*** Block opens ***

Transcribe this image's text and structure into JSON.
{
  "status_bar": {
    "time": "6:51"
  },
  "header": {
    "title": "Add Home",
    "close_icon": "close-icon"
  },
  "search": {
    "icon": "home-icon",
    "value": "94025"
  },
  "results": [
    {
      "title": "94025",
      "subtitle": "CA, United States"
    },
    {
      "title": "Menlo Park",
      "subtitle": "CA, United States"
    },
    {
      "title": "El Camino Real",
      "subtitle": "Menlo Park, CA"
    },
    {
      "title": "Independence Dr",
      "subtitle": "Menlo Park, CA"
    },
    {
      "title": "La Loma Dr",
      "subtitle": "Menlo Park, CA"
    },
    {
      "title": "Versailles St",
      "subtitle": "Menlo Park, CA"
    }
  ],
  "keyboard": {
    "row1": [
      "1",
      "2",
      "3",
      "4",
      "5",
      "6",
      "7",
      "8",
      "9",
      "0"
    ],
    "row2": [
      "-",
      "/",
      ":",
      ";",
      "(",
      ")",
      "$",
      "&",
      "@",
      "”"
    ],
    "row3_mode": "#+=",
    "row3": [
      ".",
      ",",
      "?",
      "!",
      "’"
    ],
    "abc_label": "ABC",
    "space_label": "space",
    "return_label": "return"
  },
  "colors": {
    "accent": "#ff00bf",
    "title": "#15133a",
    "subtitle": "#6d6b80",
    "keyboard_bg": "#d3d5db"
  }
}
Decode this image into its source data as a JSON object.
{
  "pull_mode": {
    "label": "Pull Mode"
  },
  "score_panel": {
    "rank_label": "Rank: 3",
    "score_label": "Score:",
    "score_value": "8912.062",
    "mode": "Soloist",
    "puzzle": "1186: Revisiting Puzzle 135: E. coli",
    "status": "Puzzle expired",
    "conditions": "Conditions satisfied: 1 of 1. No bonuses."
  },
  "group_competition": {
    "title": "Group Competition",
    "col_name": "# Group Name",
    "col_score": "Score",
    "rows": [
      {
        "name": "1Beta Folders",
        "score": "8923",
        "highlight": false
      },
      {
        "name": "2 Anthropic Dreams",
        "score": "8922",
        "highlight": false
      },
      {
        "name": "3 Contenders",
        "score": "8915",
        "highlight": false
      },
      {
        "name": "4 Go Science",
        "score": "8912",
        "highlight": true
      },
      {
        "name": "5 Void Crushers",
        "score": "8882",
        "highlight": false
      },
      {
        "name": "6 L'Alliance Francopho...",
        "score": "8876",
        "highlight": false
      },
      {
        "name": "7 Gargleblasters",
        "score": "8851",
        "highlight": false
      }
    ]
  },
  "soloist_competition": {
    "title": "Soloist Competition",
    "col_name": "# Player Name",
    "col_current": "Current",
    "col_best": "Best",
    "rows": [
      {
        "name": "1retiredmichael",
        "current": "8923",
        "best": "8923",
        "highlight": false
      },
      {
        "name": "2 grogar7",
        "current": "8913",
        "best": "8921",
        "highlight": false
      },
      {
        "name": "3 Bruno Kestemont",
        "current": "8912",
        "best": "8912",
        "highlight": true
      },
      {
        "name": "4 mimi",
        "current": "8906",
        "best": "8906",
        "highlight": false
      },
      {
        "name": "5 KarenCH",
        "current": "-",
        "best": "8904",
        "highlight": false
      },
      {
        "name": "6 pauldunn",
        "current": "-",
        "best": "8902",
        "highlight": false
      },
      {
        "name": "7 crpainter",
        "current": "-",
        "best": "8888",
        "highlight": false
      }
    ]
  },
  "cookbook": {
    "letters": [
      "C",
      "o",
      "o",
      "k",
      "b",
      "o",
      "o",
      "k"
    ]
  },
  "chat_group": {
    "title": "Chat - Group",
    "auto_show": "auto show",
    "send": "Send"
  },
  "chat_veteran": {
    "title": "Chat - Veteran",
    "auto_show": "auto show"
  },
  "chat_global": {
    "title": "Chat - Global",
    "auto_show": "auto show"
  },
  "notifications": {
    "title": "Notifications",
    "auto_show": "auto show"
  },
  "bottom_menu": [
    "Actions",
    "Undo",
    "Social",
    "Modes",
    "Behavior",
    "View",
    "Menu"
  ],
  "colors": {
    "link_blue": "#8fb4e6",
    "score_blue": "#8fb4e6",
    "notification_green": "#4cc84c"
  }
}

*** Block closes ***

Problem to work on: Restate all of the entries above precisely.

Problem solution:
Transcribe this image's text and structure into JSON.
{
  "status_bar": {
    "time": "6:51"
  },
  "header": {
    "title": "Add Home",
    "close_icon": "close-icon"
  },
  "search": {
    "icon": "home-icon",
    "value": "94025"
  },
  "results": [
    {
      "title": "94025",
      "subtitle": "CA, United States"
    },
    {
      "title": "Menlo Park",
      "subtitle": "CA, United States"
    },
    {
      "title": "El Camino Real",
      "subtitle": "Menlo Park, CA"
    },
    {
      "title": "Independence Dr",
      "subtitle": "Menlo Park, CA"
    },
    {
      "title": "La Loma Dr",
      "subtitle": "Menlo Park, CA"
    },
    {
      "title": "Versailles St",
      "subtitle": "Menlo Park, CA"
    }
  ],
  "keyboard": {
    "row1": [
      "1",
      "2",
      "3",
      "4",
      "5",
      "6",
      "7",
      "8",
      "9",
      "0"
    ],
    "row2": [
      "-",
      "/",
      ":",
      ";",
      "(",
      ")",
      "$",
      "&",
      "@",
      "”"
    ],
    "row3_mode": "#+=",
    "row3": [
      ".",
      ",",
      "?",
      "!",
      "’"
    ],
    "abc_label": "ABC",
    "space_label": "space",
    "return_label": "return"
  },
  "colors": {
    "accent": "#ff00bf",
    "title": "#15133a",
    "subtitle": "#6d6b80",
    "keyboard_bg": "#d3d5db"
  }
}
Decode this image into its source data as a JSON object.
{
  "pull_mode": {
    "label": "Pull Mode"
  },
  "score_panel": {
    "rank_label": "Rank: 3",
    "score_label": "Score:",
    "score_value": "8912.062",
    "mode": "Soloist",
    "puzzle": "1186: Revisiting Puzzle 135: E. coli",
    "status": "Puzzle expired",
    "conditions": "Conditions satisfied: 1 of 1. No bonuses."
  },
  "group_competition": {
    "title": "Group Competition",
    "col_name": "# Group Name",
    "col_score": "Score",
    "rows": [
      {
        "name": "1Beta Folders",
        "score": "8923",
        "highlight": false
      },
      {
        "name": "2 Anthropic Dreams",
        "score": "8922",
        "highlight": false
      },
      {
        "name": "3 Contenders",
        "score": "8915",
        "highlight": false
      },
      {
        "name": "4 Go Science",
        "score": "8912",
        "highlight": true
      },
      {
        "name": "5 Void Crushers",
        "score": "8882",
        "highlight": false
      },
      {
        "name": "6 L'Alliance Francopho...",
        "score": "8876",
        "highlight": false
      },
      {
        "name": "7 Gargleblasters",
        "score": "8851",
        "highlight": false
      }
    ]
  },
  "soloist_competition": {
    "title": "Soloist Competition",
    "col_name": "# Player Name",
    "col_current": "Current",
    "col_best": "Best",
    "rows": [
      {
        "name": "1retiredmichael",
        "current": "8923",
        "best": "8923",
        "highlight": false
      },
      {
        "name": "2 grogar7",
        "current": "8913",
        "best": "8921",
        "highlight": false
      },
      {
        "name": "3 Bruno Kestemont",
        "current": "8912",
        "best": "8912",
        "highlight": true
      },
      {
        "name": "4 mimi",
        "current": "8906",
        "best": "8906",
        "highlight": false
      },
      {
        "name": "5 KarenCH",
        "current": "-",
        "best": "8904",
        "highlight": false
      },
      {
        "name": "6 pauldunn",
        "current": "-",
        "best": "8902",
        "highlight": false
      },
      {
        "name": "7 crpainter",
        "current": "-",
        "best": "8888",
        "highlight": false
      }
    ]
  },
  "cookbook": {
    "letters": [
      "C",
      "o",
      "o",
      "k",
      "b",
      "o",
      "o",
      "k"
    ]
  },
  "chat_group": {
    "title": "Chat - Group",
    "auto_show": "auto show",
    "send": "Send"
  },
  "chat_veteran": {
    "title": "Chat - Veteran",
    "auto_show": "auto show"
  },
  "chat_global": {
    "title": "Chat - Global",
    "auto_show": "auto show"
  },
  "notifications": {
    "title": "Notifications",
    "auto_show": "auto show"
  },
  "bottom_menu": [
    "Actions",
    "Undo",
    "Social",
    "Modes",
    "Behavior",
    "View",
    "Menu"
  ],
  "colors": {
    "link_blue": "#8fb4e6",
    "score_blue": "#8fb4e6",
    "notification_green": "#4cc84c"
  }
}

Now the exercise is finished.